AFFIRMED IN PART, REVERSED IN PART, and REMANDED.
District Judge of the Northern District of Mississippi, sitting by designation. Judge Orma R. Smith was a member of the panel that heard oral arguments but due to illness did not participate in this decision. The case is being decided by a quorum. 28 U.S.C. § 46(d)
At oral argument, counsel for the state of Texas stated that Pride is presently housed at the Wynne Unit (a mental health facility) of the Texas Department of Corrections
While the thrust of the petitioner's federal habeas attack is directed toward the competency trial itself, we interpret the petitioner's reliance on various post-trial expert opinions (attached to the state writ application and submitted with the federal writ application) and his claim of actual incompetence as presenting for review at both the state, see Picard v. Connor, 404 U.S. 270, 278, 92 S. Ct. 509, 513, 30 L. Ed. 2d 438 (1971) (the substance of a federal habeas claim must first be presented to state court), and federal levels the substantive issue of incompetence in fact
This is so even if the habeas petitioner, as in the instant appeal, was found competent at a pretrial competency hearing. See Reese v. Wainwright, supra. There, the habeas petitioner was found competent at a pretrial competency hearing, then tried and convicted. Two weeks after trial, he was found incompetent to stand trial on another unrelated charge. While the court rejected the petitioner's claim of incompetency in fact for failure of proof, it recognized that the petitioner could collaterally attack his first conviction on the basis of post-trial events occurring in relatively immediate sequence to the trial. 600 F.2d at 1093-94
The Supreme Court has stated the test for trial competency as follows: whether the defendant has a sufficient present ability to consult with his lawyer with a reasonable degree of rational understanding, and possesses a rational and factual understanding of the proceedings against him. Dusky v. United States, 362 U.S. 402, 402, 80 S. Ct. 788, 789, 4 L. Ed. 2d 824 (1960)
According to a psychological evaluation dated October 21, 1975, Pride was diagnosed as a paranoid schizophrenic and as mentally defective. In a psychiatric evaluation made on April 3, 1976, Pride was diagnosed as suffering moderate to severe mental retardation and chronic paranoid schizophrenia
At the federal evidentiary hearing, Pride will have the burden of proving the fact of his incompetency by a preponderance of the evidence. Zapata v. Estelle, 585 F.2d 750, 752 (5th Cir. 1979) (en banc)

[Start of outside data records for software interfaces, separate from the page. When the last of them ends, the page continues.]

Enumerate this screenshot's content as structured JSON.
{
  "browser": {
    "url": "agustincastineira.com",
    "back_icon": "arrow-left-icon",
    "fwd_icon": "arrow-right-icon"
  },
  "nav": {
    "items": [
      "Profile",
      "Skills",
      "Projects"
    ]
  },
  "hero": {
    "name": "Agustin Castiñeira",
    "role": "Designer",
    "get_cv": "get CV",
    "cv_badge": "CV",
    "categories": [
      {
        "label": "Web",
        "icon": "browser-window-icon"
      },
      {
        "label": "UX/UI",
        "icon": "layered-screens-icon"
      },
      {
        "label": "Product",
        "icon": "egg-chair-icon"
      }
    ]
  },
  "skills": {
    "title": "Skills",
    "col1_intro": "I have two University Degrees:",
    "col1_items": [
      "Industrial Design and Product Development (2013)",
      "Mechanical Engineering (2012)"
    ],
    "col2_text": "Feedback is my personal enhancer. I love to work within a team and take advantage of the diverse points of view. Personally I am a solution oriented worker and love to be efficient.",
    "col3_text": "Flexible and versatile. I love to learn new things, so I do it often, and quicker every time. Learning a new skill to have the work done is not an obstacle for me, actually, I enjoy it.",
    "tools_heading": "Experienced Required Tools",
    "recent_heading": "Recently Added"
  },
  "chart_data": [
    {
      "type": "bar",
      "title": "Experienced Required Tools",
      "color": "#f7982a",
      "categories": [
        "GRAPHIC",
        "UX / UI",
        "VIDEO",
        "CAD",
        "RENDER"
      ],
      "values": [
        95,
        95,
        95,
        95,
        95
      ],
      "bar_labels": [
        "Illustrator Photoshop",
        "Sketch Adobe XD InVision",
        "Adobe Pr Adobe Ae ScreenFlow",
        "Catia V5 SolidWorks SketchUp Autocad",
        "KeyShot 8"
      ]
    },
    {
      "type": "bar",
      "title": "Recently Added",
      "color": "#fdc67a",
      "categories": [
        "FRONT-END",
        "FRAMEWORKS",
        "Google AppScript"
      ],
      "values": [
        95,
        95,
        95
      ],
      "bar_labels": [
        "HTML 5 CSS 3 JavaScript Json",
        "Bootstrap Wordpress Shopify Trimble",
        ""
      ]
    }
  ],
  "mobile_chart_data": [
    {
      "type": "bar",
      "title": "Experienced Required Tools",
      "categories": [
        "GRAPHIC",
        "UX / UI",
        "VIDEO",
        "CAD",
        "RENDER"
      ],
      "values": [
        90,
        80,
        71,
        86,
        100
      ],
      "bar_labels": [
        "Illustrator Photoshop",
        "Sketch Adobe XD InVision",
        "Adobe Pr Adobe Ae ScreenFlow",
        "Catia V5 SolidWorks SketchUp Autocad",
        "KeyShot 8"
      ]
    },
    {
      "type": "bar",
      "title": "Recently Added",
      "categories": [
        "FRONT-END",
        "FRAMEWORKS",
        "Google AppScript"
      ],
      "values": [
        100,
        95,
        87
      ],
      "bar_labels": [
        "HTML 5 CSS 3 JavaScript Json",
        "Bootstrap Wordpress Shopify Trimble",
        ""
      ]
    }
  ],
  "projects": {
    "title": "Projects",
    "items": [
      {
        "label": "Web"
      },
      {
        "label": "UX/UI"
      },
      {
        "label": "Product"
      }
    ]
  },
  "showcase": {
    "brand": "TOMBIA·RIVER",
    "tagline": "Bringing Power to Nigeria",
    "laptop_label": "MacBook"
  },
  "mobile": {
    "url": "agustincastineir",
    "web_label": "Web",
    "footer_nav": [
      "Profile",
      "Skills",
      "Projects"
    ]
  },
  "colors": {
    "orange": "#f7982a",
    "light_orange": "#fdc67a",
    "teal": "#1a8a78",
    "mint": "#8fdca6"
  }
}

The case of Everitt v. United States, 281 F.2d 429 (5th Cir. 1960), relied on by the petitioner, is distinguishable. There the defendant was found guilty by a jury, eight of whose members had served on a jury that had convicted another indictee involved in a connected fraudulent insurance scheme of the same general nature immediately prior to the defendant's trial. The use of the same jurors was recognized as error on appeal, however, because: (1) the jury in the prior case had been complimented by the judge for its prompt and correct verdict, and (2) the defendant was tried without counsel. The case has subsequently been distinguished on the basis that identical evidence against separately tried codefendants was presented to the substantially identical juries in the successive prosecutions. United States v. Ragland, 375 F.2d 471, 476, n. 2 (2nd Cir. 1967), cert. denied 390 U.S. 925, 88 S. Ct. 860, 19 L. Ed. 2d 987 (1968)